According to a four-decade study recently published in The Lancet, “Trends in adult body-mass index in 200 countries from 1975 to 2014: a pooled analysis of 1698 population-based measurement studies with 19·2 million participants”, there are 266 million obese men and 375 million obese women in the world as of 2014. These numbers, based on estimates in BMI changes from 186 of 200 countries in the world (99% of the world population), are exceptionally high compared to those recorded in 1975: 34 million men and 71 million women. In the world’s poorest regions such as south Asia, however, populations remain underweight. Nonetheless, global obesity is expected to reach 18% of the male population and 21% of the female population by 2025.

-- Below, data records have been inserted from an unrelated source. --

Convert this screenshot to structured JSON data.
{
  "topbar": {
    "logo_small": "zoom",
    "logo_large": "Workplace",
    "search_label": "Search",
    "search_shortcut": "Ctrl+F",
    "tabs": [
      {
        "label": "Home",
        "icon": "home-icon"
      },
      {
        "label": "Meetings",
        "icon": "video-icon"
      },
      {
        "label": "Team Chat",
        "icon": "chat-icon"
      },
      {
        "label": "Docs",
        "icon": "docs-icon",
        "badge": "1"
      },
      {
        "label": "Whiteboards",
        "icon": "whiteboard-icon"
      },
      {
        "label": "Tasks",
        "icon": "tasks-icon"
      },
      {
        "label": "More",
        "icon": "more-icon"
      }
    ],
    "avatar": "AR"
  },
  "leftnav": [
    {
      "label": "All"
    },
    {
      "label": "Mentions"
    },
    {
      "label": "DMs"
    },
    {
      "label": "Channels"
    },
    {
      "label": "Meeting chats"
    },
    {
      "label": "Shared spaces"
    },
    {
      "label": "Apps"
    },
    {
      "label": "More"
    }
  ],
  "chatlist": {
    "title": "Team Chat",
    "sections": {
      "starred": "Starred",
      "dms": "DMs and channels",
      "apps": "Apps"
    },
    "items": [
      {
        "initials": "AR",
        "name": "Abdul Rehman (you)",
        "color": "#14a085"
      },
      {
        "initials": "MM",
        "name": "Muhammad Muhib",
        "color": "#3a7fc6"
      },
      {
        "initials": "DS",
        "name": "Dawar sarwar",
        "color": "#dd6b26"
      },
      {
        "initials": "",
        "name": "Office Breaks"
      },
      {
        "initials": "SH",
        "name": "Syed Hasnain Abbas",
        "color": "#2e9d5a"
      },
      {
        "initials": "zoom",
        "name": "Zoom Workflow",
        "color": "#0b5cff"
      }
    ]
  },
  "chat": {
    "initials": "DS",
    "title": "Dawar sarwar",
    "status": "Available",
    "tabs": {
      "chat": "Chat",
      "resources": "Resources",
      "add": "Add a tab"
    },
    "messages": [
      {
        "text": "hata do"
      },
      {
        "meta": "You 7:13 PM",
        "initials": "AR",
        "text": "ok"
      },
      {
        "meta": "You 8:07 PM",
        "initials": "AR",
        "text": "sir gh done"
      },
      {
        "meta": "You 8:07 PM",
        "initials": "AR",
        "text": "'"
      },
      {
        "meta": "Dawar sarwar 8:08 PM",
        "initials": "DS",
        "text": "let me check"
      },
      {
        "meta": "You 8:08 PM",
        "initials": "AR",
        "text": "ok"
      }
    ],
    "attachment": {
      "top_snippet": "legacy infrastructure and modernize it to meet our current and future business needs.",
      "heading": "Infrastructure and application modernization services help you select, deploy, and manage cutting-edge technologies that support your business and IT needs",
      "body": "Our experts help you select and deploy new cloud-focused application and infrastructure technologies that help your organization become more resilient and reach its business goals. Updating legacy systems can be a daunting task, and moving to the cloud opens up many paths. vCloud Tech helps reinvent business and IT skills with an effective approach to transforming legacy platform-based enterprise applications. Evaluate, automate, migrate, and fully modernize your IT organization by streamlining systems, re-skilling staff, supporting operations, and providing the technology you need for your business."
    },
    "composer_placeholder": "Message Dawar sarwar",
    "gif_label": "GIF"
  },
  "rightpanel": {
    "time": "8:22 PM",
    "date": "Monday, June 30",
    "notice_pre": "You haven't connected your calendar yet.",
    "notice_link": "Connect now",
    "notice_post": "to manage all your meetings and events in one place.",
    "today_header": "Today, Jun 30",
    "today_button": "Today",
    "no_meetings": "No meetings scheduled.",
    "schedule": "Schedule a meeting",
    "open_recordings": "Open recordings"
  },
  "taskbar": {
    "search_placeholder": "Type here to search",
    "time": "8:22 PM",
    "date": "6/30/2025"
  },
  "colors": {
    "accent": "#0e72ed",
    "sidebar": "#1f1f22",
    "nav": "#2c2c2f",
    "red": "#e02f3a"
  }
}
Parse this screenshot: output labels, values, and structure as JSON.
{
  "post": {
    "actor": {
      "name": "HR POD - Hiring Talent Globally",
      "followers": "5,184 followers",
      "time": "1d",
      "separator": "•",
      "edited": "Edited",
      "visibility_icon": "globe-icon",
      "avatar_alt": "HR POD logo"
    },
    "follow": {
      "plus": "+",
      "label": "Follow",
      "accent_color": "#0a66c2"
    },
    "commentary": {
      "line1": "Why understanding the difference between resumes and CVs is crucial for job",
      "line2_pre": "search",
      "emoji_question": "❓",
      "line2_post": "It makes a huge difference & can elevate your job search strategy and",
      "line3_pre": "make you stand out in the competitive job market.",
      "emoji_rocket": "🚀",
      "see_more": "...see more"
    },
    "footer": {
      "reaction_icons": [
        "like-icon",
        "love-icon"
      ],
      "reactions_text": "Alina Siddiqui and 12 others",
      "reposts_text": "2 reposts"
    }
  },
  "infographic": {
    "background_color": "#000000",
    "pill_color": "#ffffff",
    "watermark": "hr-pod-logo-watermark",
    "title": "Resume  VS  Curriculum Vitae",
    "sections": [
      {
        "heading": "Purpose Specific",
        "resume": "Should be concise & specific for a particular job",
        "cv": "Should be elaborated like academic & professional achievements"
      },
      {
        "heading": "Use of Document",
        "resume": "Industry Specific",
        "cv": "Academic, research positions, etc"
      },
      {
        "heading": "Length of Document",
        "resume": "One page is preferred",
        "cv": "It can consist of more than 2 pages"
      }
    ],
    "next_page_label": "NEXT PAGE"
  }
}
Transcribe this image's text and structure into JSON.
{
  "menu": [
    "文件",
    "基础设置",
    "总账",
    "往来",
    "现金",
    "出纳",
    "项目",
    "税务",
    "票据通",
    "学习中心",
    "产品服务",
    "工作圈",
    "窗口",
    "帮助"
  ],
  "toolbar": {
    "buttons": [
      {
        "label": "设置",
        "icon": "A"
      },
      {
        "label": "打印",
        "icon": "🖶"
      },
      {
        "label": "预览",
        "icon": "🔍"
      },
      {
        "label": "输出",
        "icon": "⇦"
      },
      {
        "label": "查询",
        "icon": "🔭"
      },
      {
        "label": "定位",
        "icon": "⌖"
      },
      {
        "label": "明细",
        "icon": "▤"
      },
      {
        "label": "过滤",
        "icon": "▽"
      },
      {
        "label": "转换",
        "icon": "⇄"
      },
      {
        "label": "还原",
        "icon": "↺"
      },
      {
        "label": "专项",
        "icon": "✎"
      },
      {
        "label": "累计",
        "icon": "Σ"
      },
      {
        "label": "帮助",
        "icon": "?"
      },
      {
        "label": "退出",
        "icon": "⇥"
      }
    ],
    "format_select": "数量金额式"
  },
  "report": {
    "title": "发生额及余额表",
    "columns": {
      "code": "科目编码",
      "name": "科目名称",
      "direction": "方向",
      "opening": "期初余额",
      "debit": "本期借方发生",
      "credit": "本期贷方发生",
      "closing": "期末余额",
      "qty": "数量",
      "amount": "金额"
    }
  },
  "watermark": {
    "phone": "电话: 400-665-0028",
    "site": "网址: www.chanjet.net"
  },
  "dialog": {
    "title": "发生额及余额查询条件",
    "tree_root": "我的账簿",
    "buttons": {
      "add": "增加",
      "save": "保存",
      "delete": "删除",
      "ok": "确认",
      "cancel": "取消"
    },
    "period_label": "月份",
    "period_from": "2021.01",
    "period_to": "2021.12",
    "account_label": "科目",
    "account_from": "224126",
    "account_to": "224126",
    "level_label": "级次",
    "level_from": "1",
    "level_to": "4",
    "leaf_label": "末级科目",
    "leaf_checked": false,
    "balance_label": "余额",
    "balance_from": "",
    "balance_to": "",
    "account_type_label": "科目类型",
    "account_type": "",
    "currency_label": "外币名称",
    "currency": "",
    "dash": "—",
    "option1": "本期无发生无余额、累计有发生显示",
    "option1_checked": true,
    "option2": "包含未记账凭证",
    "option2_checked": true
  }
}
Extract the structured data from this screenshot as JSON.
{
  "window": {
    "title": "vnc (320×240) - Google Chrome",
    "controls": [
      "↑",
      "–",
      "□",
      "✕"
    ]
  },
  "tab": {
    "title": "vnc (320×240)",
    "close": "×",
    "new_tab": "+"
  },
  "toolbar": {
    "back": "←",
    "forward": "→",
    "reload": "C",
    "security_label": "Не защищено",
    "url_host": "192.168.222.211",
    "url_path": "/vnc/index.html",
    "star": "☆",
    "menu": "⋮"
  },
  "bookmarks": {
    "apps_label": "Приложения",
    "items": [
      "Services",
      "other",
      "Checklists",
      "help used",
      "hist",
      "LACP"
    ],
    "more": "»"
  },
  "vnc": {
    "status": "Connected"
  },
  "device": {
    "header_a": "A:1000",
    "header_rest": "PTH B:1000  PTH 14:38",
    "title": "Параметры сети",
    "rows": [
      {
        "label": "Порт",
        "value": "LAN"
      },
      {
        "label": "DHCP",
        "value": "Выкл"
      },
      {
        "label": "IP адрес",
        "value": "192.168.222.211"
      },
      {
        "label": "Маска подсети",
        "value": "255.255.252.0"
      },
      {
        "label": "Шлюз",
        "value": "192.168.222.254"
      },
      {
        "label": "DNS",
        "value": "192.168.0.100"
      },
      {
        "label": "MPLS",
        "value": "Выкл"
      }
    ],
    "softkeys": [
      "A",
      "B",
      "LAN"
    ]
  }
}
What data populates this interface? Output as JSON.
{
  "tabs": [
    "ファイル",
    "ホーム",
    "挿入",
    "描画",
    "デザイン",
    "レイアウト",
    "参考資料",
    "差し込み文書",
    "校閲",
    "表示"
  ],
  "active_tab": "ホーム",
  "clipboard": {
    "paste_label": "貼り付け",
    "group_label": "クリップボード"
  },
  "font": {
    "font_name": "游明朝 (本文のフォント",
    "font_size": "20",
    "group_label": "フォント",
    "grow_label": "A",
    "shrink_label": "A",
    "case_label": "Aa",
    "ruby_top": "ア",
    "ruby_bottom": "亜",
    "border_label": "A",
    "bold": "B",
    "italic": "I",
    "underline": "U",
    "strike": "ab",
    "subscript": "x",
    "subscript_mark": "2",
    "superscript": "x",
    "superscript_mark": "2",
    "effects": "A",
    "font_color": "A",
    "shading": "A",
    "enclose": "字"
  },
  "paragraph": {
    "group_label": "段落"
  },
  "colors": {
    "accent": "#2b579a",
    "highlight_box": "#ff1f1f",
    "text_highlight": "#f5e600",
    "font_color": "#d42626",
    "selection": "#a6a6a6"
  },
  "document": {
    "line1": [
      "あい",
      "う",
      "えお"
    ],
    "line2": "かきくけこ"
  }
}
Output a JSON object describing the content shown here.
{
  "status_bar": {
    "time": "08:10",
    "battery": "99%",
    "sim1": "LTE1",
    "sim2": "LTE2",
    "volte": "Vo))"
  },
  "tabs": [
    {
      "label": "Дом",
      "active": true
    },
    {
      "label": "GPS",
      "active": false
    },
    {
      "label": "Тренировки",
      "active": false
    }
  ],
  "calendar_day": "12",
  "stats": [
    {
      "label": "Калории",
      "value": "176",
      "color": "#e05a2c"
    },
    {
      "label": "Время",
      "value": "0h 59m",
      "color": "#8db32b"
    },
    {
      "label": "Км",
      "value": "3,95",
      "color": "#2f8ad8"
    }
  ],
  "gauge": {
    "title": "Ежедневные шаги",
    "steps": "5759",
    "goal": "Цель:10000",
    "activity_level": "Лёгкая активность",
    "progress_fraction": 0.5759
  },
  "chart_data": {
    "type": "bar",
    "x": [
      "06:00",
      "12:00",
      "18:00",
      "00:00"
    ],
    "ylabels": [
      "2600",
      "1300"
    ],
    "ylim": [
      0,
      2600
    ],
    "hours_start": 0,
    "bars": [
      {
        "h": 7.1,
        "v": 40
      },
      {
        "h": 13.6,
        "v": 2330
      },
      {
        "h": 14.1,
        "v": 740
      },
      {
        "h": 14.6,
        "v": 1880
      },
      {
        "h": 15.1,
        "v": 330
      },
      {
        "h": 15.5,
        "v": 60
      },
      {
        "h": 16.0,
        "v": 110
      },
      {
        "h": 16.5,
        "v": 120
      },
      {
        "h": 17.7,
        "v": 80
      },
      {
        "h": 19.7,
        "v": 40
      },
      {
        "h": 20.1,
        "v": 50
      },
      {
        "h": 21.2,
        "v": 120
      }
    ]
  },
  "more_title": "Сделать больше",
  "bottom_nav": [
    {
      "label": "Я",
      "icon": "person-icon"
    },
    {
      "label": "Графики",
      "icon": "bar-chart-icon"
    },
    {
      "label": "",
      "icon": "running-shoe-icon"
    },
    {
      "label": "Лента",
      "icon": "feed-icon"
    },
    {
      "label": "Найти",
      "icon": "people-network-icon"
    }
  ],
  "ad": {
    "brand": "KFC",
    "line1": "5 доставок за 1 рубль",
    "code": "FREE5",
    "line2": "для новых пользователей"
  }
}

According to the study, the largest increase in average BMI occurred in high-income English speaking countries for men and in central Latin America for women. In most areas in the world, more people are obese than underweight. Whether or not we can blame this on fast food places like McDonald’s is beyond my knowledge, but the study does mention that the dangers of being underweight may be just as bad as those of being obese. Being underweight can lead to an increased risk of mortality in diseases like tuberculosis and increases risks in pregnant women and newborn babies. Perhaps our fattening fast food is an evolutionary boost in disguise. However, if you don’t reside in south Asia, watch out. You could very well become the next statistic.